### [WORK REQUIRED]
Please return the entries, omitting and altering nothing.

=== Section Start ===

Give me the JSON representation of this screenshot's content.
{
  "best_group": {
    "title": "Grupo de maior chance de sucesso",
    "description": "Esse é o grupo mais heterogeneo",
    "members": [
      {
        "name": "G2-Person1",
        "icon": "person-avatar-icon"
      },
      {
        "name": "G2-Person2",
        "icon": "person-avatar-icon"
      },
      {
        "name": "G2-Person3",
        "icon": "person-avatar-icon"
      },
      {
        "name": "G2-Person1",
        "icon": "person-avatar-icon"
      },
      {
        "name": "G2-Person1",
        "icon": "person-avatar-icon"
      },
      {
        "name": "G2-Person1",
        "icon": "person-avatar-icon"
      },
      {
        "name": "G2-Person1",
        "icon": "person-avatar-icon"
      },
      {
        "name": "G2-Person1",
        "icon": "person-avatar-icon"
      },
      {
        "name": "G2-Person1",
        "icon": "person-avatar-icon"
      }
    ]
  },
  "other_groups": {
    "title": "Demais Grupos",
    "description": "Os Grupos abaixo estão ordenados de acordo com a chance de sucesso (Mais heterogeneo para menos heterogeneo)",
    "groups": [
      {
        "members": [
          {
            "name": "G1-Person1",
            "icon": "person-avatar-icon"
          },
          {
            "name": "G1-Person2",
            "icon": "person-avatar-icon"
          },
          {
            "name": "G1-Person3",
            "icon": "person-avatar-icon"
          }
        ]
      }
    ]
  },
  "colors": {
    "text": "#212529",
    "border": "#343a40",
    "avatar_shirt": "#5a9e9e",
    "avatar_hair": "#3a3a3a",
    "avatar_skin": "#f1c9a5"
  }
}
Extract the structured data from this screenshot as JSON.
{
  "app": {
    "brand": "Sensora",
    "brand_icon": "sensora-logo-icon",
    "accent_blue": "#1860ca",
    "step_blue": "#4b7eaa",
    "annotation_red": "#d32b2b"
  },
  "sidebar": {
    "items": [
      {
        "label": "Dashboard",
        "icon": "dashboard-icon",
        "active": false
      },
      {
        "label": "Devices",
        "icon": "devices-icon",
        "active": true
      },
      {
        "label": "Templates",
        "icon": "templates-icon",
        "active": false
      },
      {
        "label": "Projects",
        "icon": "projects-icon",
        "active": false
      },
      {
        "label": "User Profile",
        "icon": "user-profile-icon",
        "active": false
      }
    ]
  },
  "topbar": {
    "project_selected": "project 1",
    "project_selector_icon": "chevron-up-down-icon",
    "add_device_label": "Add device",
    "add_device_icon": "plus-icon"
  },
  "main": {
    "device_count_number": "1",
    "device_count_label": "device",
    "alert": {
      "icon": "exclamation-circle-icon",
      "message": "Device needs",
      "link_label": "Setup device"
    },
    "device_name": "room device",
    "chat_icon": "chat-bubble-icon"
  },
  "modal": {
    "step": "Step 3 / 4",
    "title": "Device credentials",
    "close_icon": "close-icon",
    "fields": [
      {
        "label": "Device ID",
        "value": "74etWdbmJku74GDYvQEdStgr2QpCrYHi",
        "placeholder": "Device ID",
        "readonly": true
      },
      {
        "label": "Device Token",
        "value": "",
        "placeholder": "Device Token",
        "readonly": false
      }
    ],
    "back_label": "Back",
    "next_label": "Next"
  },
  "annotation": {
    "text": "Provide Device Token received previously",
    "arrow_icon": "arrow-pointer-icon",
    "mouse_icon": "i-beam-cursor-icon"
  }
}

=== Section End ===

### [YOUR SOLUTION]
Give me the JSON representation of this screenshot's content.
{
  "best_group": {
    "title": "Grupo de maior chance de sucesso",
    "description": "Esse é o grupo mais heterogeneo",
    "members": [
      {
        "name": "G2-Person1",
        "icon": "person-avatar-icon"
      },
      {
        "name": "G2-Person2",
        "icon": "person-avatar-icon"
      },
      {
        "name": "G2-Person3",
        "icon": "person-avatar-icon"
      },
      {
        "name": "G2-Person1",
        "icon": "person-avatar-icon"
      },
      {
        "name": "G2-Person1",
        "icon": "person-avatar-icon"
      },
      {
        "name": "G2-Person1",
        "icon": "person-avatar-icon"
      },
      {
        "name": "G2-Person1",
        "icon": "person-avatar-icon"
      },
      {
        "name": "G2-Person1",
        "icon": "person-avatar-icon"
      },
      {
        "name": "G2-Person1",
        "icon": "person-avatar-icon"
      }
    ]
  },
  "other_groups": {
    "title": "Demais Grupos",
    "description": "Os Grupos abaixo estão ordenados de acordo com a chance de sucesso (Mais heterogeneo para menos heterogeneo)",
    "groups": [
      {
        "members": [
          {
            "name": "G1-Person1",
            "icon": "person-avatar-icon"
          },
          {
            "name": "G1-Person2",
            "icon": "person-avatar-icon"
          },
          {
            "name": "G1-Person3",
            "icon": "person-avatar-icon"
          }
        ]
      }
    ]
  },
  "colors": {
    "text": "#212529",
    "border": "#343a40",
    "avatar_shirt": "#5a9e9e",
    "avatar_hair": "#3a3a3a",
    "avatar_skin": "#f1c9a5"
  }
}
Extract the structured data from this screenshot as JSON.
{
  "app": {
    "brand": "Sensora",
    "brand_icon": "sensora-logo-icon",
    "accent_blue": "#1860ca",
    "step_blue": "#4b7eaa",
    "annotation_red": "#d32b2b"
  },
  "sidebar": {
    "items": [
      {
        "label": "Dashboard",
        "icon": "dashboard-icon",
        "active": false
      },
      {
        "label": "Devices",
        "icon": "devices-icon",
        "active": true
      },
      {
        "label": "Templates",
        "icon": "templates-icon",
        "active": false
      },
      {
        "label": "Projects",
        "icon": "projects-icon",
        "active": false
      },
      {
        "label": "User Profile",
        "icon": "user-profile-icon",
        "active": false
      }
    ]
  },
  "topbar": {
    "project_selected": "project 1",
    "project_selector_icon": "chevron-up-down-icon",
    "add_device_label": "Add device",
    "add_device_icon": "plus-icon"
  },
  "main": {
    "device_count_number": "1",
    "device_count_label": "device",
    "alert": {
      "icon": "exclamation-circle-icon",
      "message": "Device needs",
      "link_label": "Setup device"
    },
    "device_name": "room device",
    "chat_icon": "chat-bubble-icon"
  },
  "modal": {
    "step": "Step 3 / 4",
    "title": "Device credentials",
    "close_icon": "close-icon",
    "fields": [
      {
        "label": "Device ID",
        "value": "74etWdbmJku74GDYvQEdStgr2QpCrYHi",
        "placeholder": "Device ID",
        "readonly": true
      },
      {
        "label": "Device Token",
        "value": "",
        "placeholder": "Device Token",
        "readonly": false
      }
    ],
    "back_label": "Back",
    "next_label": "Next"
  },
  "annotation": {
    "text": "Provide Device Token received previously",
    "arrow_icon": "arrow-pointer-icon",
    "mouse_icon": "i-beam-cursor-icon"
  }
}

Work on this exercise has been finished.